The input ->
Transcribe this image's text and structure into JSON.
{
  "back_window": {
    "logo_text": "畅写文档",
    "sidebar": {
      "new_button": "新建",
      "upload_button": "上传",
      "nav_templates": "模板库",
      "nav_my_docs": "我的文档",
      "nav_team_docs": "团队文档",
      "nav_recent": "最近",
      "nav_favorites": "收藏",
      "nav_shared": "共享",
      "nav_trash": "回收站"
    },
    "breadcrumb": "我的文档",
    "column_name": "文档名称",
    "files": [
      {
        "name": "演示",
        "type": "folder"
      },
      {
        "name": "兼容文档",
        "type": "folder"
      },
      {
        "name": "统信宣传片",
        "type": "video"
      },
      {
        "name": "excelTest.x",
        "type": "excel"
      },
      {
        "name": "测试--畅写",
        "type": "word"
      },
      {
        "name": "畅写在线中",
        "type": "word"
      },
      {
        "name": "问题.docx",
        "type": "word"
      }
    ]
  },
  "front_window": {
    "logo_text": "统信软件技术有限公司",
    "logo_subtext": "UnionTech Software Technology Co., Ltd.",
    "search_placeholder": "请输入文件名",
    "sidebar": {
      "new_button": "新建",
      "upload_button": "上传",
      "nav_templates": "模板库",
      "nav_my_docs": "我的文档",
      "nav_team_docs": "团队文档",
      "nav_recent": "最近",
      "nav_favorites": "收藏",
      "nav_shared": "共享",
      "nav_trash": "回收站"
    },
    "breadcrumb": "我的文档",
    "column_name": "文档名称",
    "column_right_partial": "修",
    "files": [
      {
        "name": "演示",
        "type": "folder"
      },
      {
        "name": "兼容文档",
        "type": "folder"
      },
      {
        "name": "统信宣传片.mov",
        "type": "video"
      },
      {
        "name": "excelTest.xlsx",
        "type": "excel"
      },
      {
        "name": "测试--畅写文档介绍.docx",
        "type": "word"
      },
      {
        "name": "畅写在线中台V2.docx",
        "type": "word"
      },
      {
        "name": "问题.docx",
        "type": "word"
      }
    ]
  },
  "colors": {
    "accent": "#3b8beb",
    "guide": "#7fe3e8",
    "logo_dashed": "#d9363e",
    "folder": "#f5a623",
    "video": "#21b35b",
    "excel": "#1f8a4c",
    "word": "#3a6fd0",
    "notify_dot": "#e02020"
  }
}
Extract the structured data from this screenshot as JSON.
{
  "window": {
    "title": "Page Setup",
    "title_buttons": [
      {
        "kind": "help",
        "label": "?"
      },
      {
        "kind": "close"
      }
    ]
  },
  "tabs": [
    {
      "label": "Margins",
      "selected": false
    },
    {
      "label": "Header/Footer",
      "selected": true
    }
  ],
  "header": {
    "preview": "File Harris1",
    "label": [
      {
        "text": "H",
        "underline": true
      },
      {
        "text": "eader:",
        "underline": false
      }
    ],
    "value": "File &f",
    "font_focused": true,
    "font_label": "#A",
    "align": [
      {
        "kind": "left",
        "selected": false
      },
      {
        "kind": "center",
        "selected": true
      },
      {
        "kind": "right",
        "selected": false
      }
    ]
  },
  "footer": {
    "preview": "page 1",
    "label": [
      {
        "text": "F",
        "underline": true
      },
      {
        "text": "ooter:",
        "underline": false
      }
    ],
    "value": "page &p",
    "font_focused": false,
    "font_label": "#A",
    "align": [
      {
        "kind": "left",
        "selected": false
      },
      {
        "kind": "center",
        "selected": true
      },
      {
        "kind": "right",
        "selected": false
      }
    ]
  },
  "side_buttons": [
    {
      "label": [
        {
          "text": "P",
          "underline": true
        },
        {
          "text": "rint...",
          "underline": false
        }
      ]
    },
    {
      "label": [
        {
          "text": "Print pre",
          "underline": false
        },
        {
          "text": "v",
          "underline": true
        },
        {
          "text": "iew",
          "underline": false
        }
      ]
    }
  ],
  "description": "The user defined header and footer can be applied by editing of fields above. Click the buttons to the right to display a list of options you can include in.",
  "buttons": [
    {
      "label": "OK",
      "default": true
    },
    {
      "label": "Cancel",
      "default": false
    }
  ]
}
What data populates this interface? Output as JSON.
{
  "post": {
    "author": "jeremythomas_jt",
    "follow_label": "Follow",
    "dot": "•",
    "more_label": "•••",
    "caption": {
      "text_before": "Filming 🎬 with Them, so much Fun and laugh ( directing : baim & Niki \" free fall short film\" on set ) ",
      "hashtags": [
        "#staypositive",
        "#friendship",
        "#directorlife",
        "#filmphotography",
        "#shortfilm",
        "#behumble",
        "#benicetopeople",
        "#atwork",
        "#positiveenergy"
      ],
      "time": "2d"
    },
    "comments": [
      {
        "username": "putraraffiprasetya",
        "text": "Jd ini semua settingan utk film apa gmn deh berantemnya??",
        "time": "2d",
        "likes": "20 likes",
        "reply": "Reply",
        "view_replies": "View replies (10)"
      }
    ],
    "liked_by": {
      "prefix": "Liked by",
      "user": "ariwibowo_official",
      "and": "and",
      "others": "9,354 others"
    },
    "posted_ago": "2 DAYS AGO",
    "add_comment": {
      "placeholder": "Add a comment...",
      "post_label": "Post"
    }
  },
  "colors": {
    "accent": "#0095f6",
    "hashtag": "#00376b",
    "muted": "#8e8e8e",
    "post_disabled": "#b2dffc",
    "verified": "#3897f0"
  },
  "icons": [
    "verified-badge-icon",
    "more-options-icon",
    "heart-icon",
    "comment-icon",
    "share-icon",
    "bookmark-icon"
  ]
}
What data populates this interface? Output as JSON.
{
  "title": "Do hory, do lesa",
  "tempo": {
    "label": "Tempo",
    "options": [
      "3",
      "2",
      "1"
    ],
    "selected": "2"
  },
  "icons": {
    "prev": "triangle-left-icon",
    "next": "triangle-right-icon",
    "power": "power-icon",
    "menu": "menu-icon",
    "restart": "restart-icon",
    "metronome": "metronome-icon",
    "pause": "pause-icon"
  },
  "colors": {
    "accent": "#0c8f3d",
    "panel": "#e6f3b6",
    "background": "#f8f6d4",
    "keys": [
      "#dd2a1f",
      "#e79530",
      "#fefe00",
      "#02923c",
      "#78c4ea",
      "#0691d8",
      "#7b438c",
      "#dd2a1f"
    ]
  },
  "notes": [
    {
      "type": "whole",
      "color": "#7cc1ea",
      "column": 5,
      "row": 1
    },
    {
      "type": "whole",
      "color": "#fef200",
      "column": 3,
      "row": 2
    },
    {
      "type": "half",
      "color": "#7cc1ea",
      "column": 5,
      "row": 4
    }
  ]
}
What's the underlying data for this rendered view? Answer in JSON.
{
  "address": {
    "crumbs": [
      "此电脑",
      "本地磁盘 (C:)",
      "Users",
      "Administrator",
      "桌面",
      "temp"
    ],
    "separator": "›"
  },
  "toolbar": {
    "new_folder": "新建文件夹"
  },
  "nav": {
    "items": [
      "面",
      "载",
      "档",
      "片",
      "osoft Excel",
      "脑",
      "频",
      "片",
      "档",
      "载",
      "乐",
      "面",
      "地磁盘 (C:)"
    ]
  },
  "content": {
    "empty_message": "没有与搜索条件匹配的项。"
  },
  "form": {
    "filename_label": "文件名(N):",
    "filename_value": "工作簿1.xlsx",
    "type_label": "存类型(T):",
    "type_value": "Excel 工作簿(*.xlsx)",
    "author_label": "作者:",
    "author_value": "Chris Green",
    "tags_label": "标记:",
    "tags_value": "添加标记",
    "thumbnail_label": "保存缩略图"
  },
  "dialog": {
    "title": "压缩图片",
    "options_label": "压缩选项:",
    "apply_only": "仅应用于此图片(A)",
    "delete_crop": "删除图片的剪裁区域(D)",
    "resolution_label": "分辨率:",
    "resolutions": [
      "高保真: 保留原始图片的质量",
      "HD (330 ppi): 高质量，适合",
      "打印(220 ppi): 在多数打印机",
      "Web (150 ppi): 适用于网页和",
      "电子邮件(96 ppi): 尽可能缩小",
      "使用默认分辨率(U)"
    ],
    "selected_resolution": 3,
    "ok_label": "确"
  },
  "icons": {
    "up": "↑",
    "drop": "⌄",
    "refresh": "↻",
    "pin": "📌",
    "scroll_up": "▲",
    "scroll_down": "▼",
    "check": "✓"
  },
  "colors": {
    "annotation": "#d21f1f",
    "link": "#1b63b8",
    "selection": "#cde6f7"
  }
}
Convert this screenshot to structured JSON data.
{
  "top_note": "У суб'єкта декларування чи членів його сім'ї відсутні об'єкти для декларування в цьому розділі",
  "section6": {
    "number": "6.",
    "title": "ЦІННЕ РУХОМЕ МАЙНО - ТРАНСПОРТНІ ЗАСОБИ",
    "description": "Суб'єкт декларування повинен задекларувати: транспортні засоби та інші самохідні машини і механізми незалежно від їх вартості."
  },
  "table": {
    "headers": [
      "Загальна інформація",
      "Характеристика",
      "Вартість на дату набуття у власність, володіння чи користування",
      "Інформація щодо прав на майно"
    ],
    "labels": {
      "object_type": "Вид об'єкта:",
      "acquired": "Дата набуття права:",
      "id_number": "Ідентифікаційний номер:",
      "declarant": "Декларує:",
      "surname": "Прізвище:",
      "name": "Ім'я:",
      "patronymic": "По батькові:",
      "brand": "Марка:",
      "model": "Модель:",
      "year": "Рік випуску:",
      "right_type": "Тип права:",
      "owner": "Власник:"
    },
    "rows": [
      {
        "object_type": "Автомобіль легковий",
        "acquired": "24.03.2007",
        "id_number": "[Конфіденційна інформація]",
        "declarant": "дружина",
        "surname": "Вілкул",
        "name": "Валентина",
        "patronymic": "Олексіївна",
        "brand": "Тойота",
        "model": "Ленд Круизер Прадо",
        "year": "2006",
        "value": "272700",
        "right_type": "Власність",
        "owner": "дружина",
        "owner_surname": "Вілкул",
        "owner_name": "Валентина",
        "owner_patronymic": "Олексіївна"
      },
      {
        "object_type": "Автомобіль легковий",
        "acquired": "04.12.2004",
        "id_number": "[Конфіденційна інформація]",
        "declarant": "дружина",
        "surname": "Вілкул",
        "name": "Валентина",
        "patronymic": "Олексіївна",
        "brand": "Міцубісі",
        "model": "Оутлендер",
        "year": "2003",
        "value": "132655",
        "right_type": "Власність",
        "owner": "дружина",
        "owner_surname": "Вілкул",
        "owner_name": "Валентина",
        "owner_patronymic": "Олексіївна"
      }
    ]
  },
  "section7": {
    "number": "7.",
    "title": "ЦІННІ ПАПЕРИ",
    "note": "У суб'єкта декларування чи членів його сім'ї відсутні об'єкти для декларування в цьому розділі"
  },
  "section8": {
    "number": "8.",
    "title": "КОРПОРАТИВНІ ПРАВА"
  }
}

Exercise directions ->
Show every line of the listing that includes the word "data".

Answer to this task ->
Extract the structured data from this screenshot as JSON.
What data populates this interface? Output as JSON.
What data populates this interface? Output as JSON.
What's the underlying data for this rendered view? Answer in JSON.
Convert this screenshot to structured JSON data.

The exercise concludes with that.